►
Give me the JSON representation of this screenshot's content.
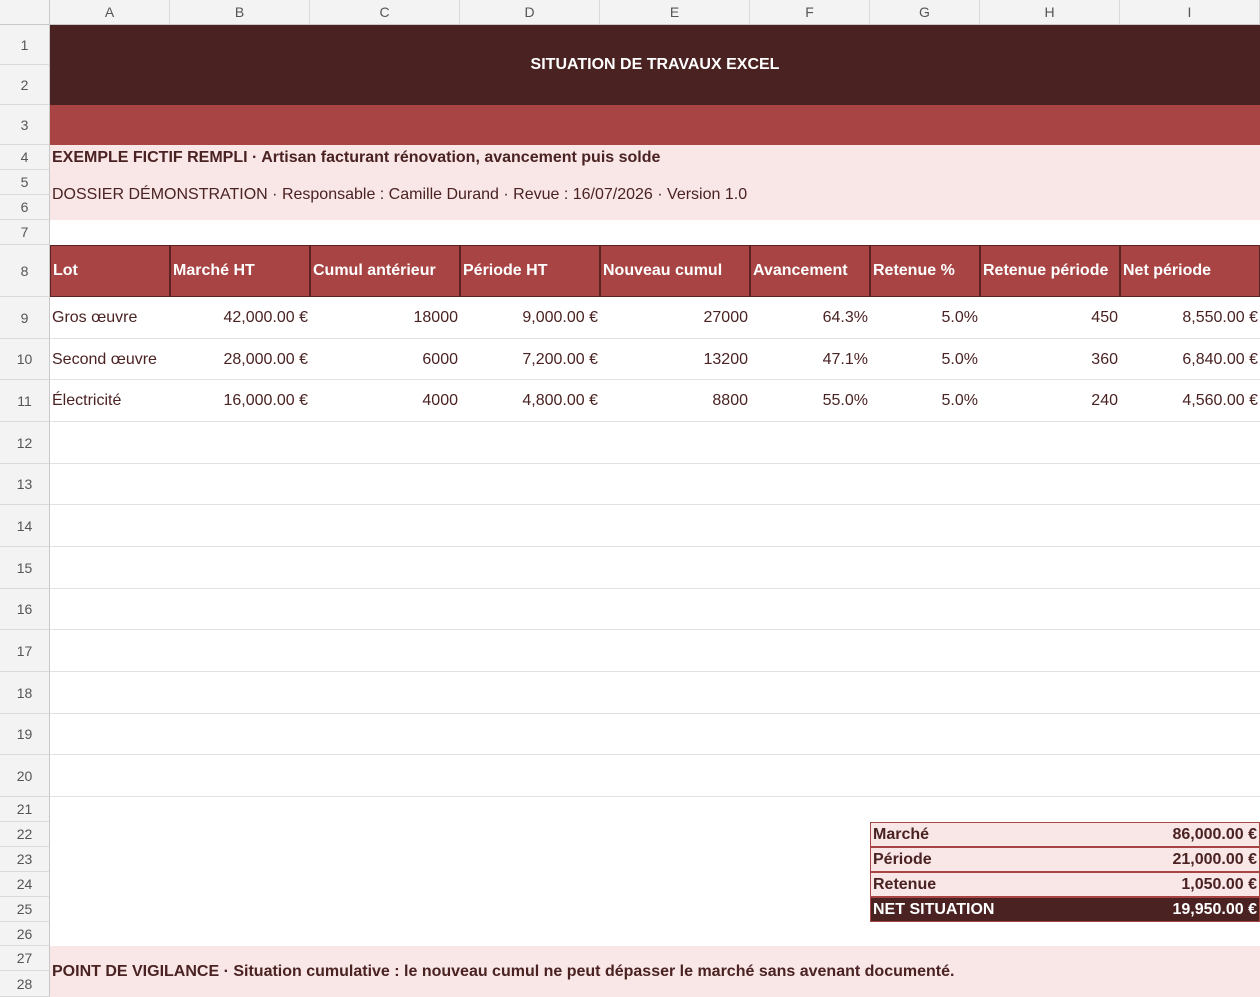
{
  "columns": [
    "A",
    "B",
    "C",
    "D",
    "E",
    "F",
    "G",
    "H",
    "I"
  ],
  "rows": [
    "1",
    "2",
    "3",
    "4",
    "5",
    "6",
    "7",
    "8",
    "9",
    "10",
    "11",
    "12",
    "13",
    "14",
    "15",
    "16",
    "17",
    "18",
    "19",
    "20",
    "21",
    "22",
    "23",
    "24",
    "25",
    "26",
    "27",
    "28"
  ],
  "title": "SITUATION DE TRAVAUX EXCEL",
  "subtitle_bold": "EXEMPLE FICTIF REMPLI · Artisan facturant rénovation, avancement puis solde",
  "info_line": "DOSSIER DÉMONSTRATION · Responsable : Camille Durand · Revue : 16/07/2026 · Version 1.0",
  "table": {
    "headers": [
      "Lot",
      "Marché HT",
      "Cumul antérieur",
      "Période HT",
      "Nouveau cumul",
      "Avancement",
      "Retenue %",
      "Retenue période",
      "Net période"
    ],
    "rows": [
      [
        "Gros œuvre",
        "42,000.00 €",
        "18000",
        "9,000.00 €",
        "27000",
        "64.3%",
        "5.0%",
        "450",
        "8,550.00 €"
      ],
      [
        "Second œuvre",
        "28,000.00 €",
        "6000",
        "7,200.00 €",
        "13200",
        "47.1%",
        "5.0%",
        "360",
        "6,840.00 €"
      ],
      [
        "Électricité",
        "16,000.00 €",
        "4000",
        "4,800.00 €",
        "8800",
        "55.0%",
        "5.0%",
        "240",
        "4,560.00 €"
      ]
    ]
  },
  "summary": [
    {
      "label": "Marché",
      "value": "86,000.00 €"
    },
    {
      "label": "Période",
      "value": "21,000.00 €"
    },
    {
      "label": "Retenue",
      "value": "1,050.00 €"
    },
    {
      "label": "NET SITUATION",
      "value": "19,950.00 €"
    }
  ],
  "footer_note": "POINT DE VIGILANCE · Situation cumulative : le nouveau cumul ne peut dépasser le marché sans avenant documenté.",
  "colors": {
    "title_bg": "#4a2222",
    "accent": "#a84444",
    "light": "#f9e6e6",
    "text": "#4a2222"
  }
}
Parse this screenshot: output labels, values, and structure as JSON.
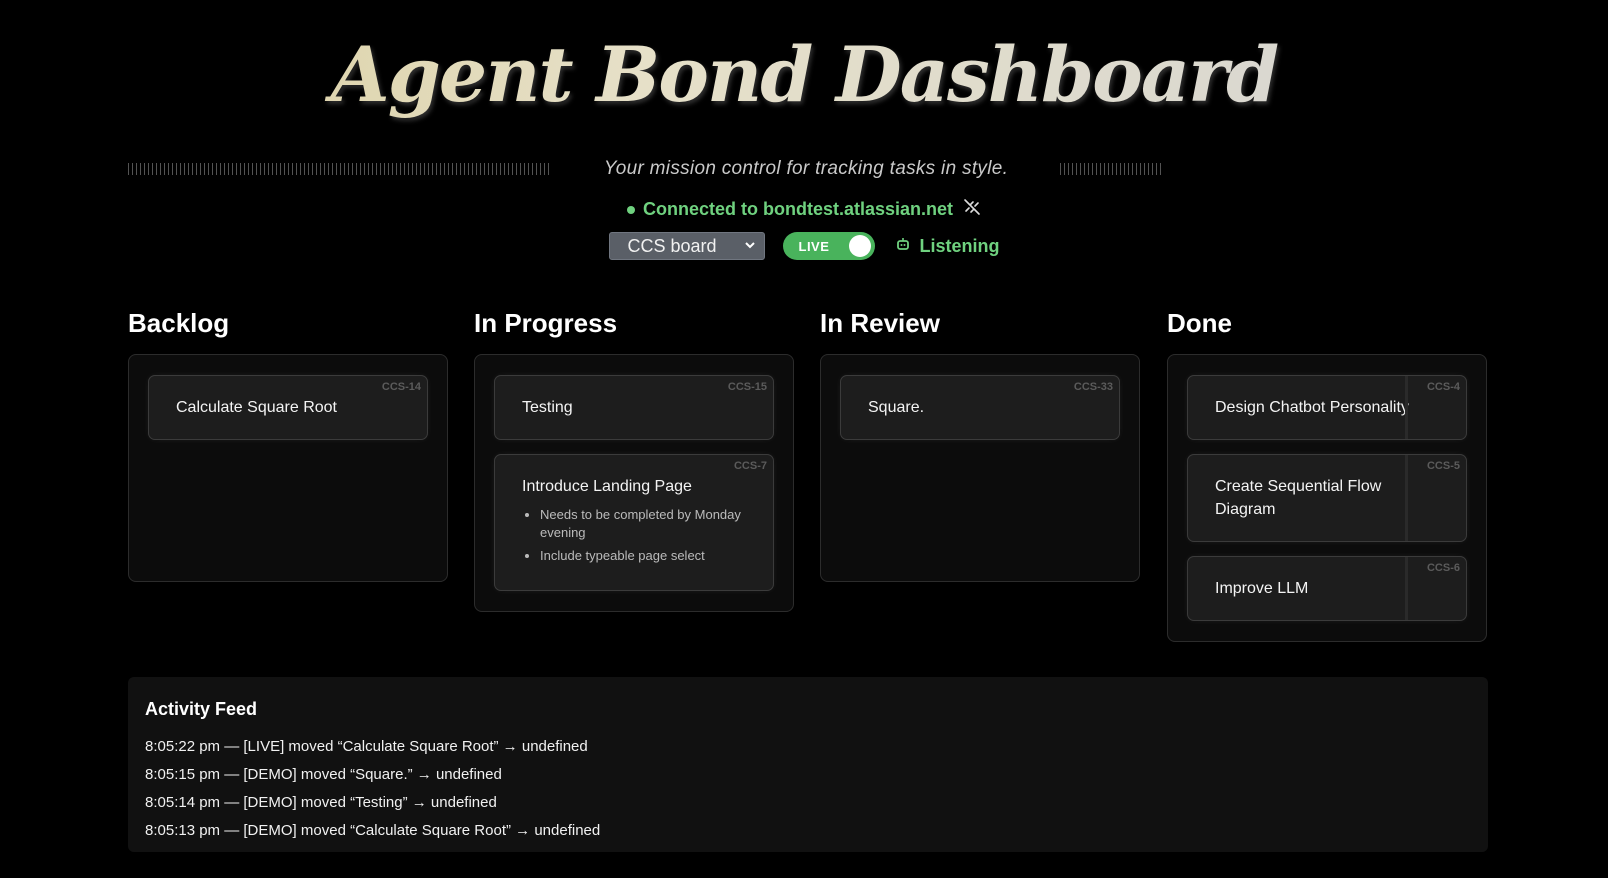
{
  "header": {
    "title": "Agent Bond Dashboard",
    "subtitle": "Your mission control for tracking tasks in style.",
    "status_text": "Connected to bondtest.atlassian.net"
  },
  "controls": {
    "board_select": "CCS board",
    "toggle_label": "LIVE",
    "listening_label": "Listening"
  },
  "columns": [
    {
      "title": "Backlog",
      "cards": [
        {
          "id": "CCS-14",
          "title": "Calculate Square Root"
        }
      ]
    },
    {
      "title": "In Progress",
      "cards": [
        {
          "id": "CCS-15",
          "title": "Testing"
        },
        {
          "id": "CCS-7",
          "title": "Introduce Landing Page",
          "notes": [
            "Needs to be completed by Monday evening",
            "Include typeable page select"
          ]
        }
      ]
    },
    {
      "title": "In Review",
      "cards": [
        {
          "id": "CCS-33",
          "title": "Square."
        }
      ]
    },
    {
      "title": "Done",
      "cards": [
        {
          "id": "CCS-4",
          "title": "Design Chatbot Personality"
        },
        {
          "id": "CCS-5",
          "title": "Create Sequential Flow Diagram"
        },
        {
          "id": "CCS-6",
          "title": "Improve LLM"
        }
      ]
    }
  ],
  "activity_feed": {
    "title": "Activity Feed",
    "items": [
      "8:05:22 pm — [LIVE] moved “Calculate Square Root” → undefined",
      "8:05:15 pm — [DEMO] moved “Square.” → undefined",
      "8:05:14 pm — [DEMO] moved “Testing” → undefined",
      "8:05:13 pm — [DEMO] moved “Calculate Square Root” → undefined"
    ]
  },
  "colors": {
    "background": "#000000",
    "accent_green": "#6fd17f",
    "toggle_green": "#49b35c",
    "card_bg": "#1d1d1d"
  },
  "icons": {
    "status": "green-dot-icon",
    "unlink": "unlink-icon",
    "listening": "robot-icon",
    "select": "chevron-down-icon"
  }
}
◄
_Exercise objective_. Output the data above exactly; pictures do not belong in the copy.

_Written solution_.
Give me the JSON representation of this screenshot's content.
{
  "columns": [
    "A",
    "B",
    "C",
    "D",
    "E",
    "F",
    "G",
    "H",
    "I"
  ],
  "rows": [
    "1",
    "2",
    "3",
    "4",
    "5",
    "6",
    "7",
    "8",
    "9",
    "10",
    "11",
    "12",
    "13",
    "14",
    "15",
    "16",
    "17",
    "18",
    "19",
    "20",
    "21",
    "22",
    "23",
    "24",
    "25",
    "26",
    "27",
    "28"
  ],
  "title": "SITUATION DE TRAVAUX EXCEL",
  "subtitle_bold": "EXEMPLE FICTIF REMPLI · Artisan facturant rénovation, avancement puis solde",
  "info_line": "DOSSIER DÉMONSTRATION · Responsable : Camille Durand · Revue : 16/07/2026 · Version 1.0",
  "table": {
    "headers": [
      "Lot",
      "Marché HT",
      "Cumul antérieur",
      "Période HT",
      "Nouveau cumul",
      "Avancement",
      "Retenue %",
      "Retenue période",
      "Net période"
    ],
    "rows": [
      [
        "Gros œuvre",
        "42,000.00 €",
        "18000",
        "9,000.00 €",
        "27000",
        "64.3%",
        "5.0%",
        "450",
        "8,550.00 €"
      ],
      [
        "Second œuvre",
        "28,000.00 €",
        "6000",
        "7,200.00 €",
        "13200",
        "47.1%",
        "5.0%",
        "360",
        "6,840.00 €"
      ],
      [
        "Électricité",
        "16,000.00 €",
        "4000",
        "4,800.00 €",
        "8800",
        "55.0%",
        "5.0%",
        "240",
        "4,560.00 €"
      ]
    ]
  },
  "summary": [
    {
      "label": "Marché",
      "value": "86,000.00 €"
    },
    {
      "label": "Période",
      "value": "21,000.00 €"
    },
    {
      "label": "Retenue",
      "value": "1,050.00 €"
    },
    {
      "label": "NET SITUATION",
      "value": "19,950.00 €"
    }
  ],
  "footer_note": "POINT DE VIGILANCE · Situation cumulative : le nouveau cumul ne peut dépasser le marché sans avenant documenté.",
  "colors": {
    "title_bg": "#4a2222",
    "accent": "#a84444",
    "light": "#f9e6e6",
    "text": "#4a2222"
  }
}
Parse this screenshot: output labels, values, and structure as JSON.
{
  "header": {
    "title": "Agent Bond Dashboard",
    "subtitle": "Your mission control for tracking tasks in style.",
    "status_text": "Connected to bondtest.atlassian.net"
  },
  "controls": {
    "board_select": "CCS board",
    "toggle_label": "LIVE",
    "listening_label": "Listening"
  },
  "columns": [
    {
      "title": "Backlog",
      "cards": [
        {
          "id": "CCS-14",
          "title": "Calculate Square Root"
        }
      ]
    },
    {
      "title": "In Progress",
      "cards": [
        {
          "id": "CCS-15",
          "title": "Testing"
        },
        {
          "id": "CCS-7",
          "title": "Introduce Landing Page",
          "notes": [
            "Needs to be completed by Monday evening",
            "Include typeable page select"
          ]
        }
      ]
    },
    {
      "title": "In Review",
      "cards": [
        {
          "id": "CCS-33",
          "title": "Square."
        }
      ]
    },
    {
      "title": "Done",
      "cards": [
        {
          "id": "CCS-4",
          "title": "Design Chatbot Personality"
        },
        {
          "id": "CCS-5",
          "title": "Create Sequential Flow Diagram"
        },
        {
          "id": "CCS-6",
          "title": "Improve LLM"
        }
      ]
    }
  ],
  "activity_feed": {
    "title": "Activity Feed",
    "items": [
      "8:05:22 pm — [LIVE] moved “Calculate Square Root” → undefined",
      "8:05:15 pm — [DEMO] moved “Square.” → undefined",
      "8:05:14 pm — [DEMO] moved “Testing” → undefined",
      "8:05:13 pm — [DEMO] moved “Calculate Square Root” → undefined"
    ]
  },
  "colors": {
    "background": "#000000",
    "accent_green": "#6fd17f",
    "toggle_green": "#49b35c",
    "card_bg": "#1d1d1d"
  },
  "icons": {
    "status": "green-dot-icon",
    "unlink": "unlink-icon",
    "listening": "robot-icon",
    "select": "chevron-down-icon"
  }
}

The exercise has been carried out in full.